As an idiom, the “calm before the storm” is often used interchangeably with similar phrases that replace the word “calm” with “quiet” or “lull.” Regardless of the exact word choice, however, the meaning is the same. This phrase refers to a period of calm and quiet that a person might experience prior to a time of great activity, though it is not necessarily meant to literally indicate that a storm is approaching. Instead, the “calm before the storm” typically refers to a symbolic calm or storm, such as the time when a parent is relaxing prior to his or her children coming home from school.
There is also a literal calm before the storm in some instances, which is the basis for this particular idiom. As storms develop and move, especially thunderclouds and large storm fronts, air is typically pulled up into them from below. This warm, moist air is cooled and moves upward through the clouds, leaving a vacuum in its place, which is then filled by warm air coming from the top of the storm front. When this occurs in the direction a storm is heading, it can produce an environment that is calm and quiet, sometimes eerily calm, which is quickly followed by the onset of the storm itself.

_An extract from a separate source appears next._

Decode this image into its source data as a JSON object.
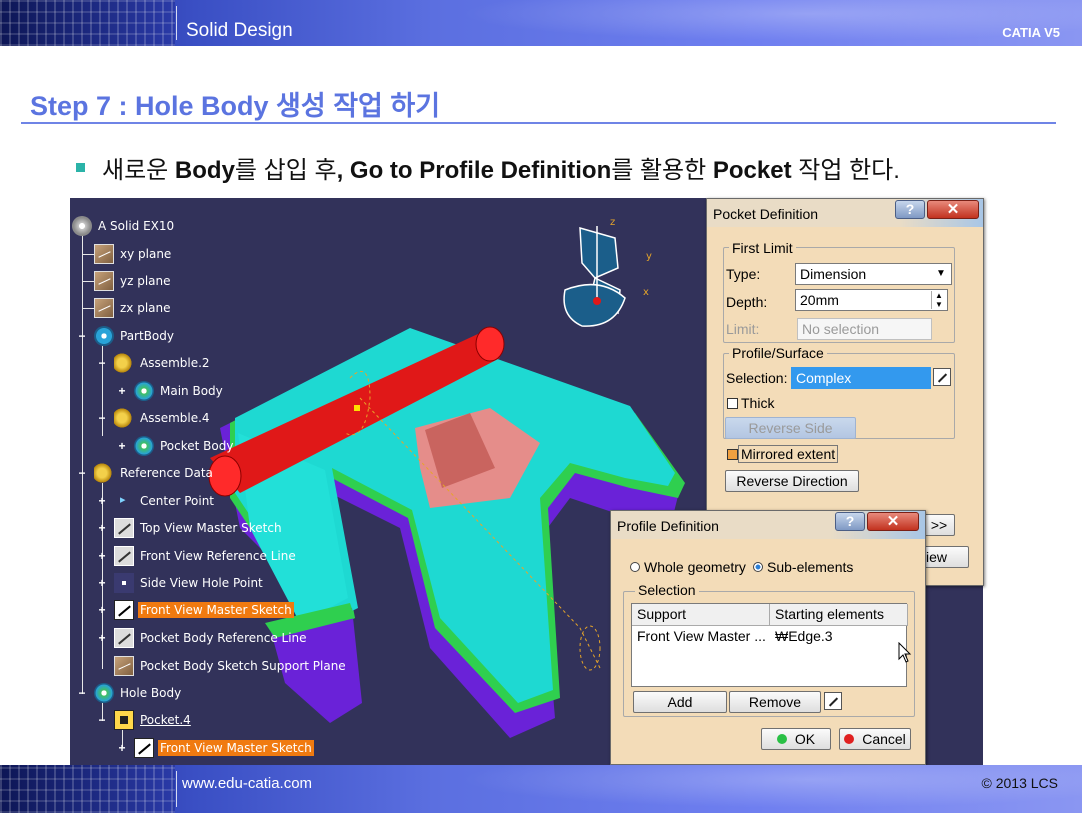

There are other, similar idioms often used in place of this idiom, including “after a storm comes a calm.” Rather than referring to the sense of quiet that can precede a period of great activity, this instead indicates that after this period of activity there may be another time of quiet. This later period, however, may be either a positive or negative concept, since it might indicate a time of peace and relaxation or a time of quiet contemplation of the devastation wrought by a powerful storm. The “calm before the storm” itself, however, is typically considered positive, though it may have ominous connotations for the event to come.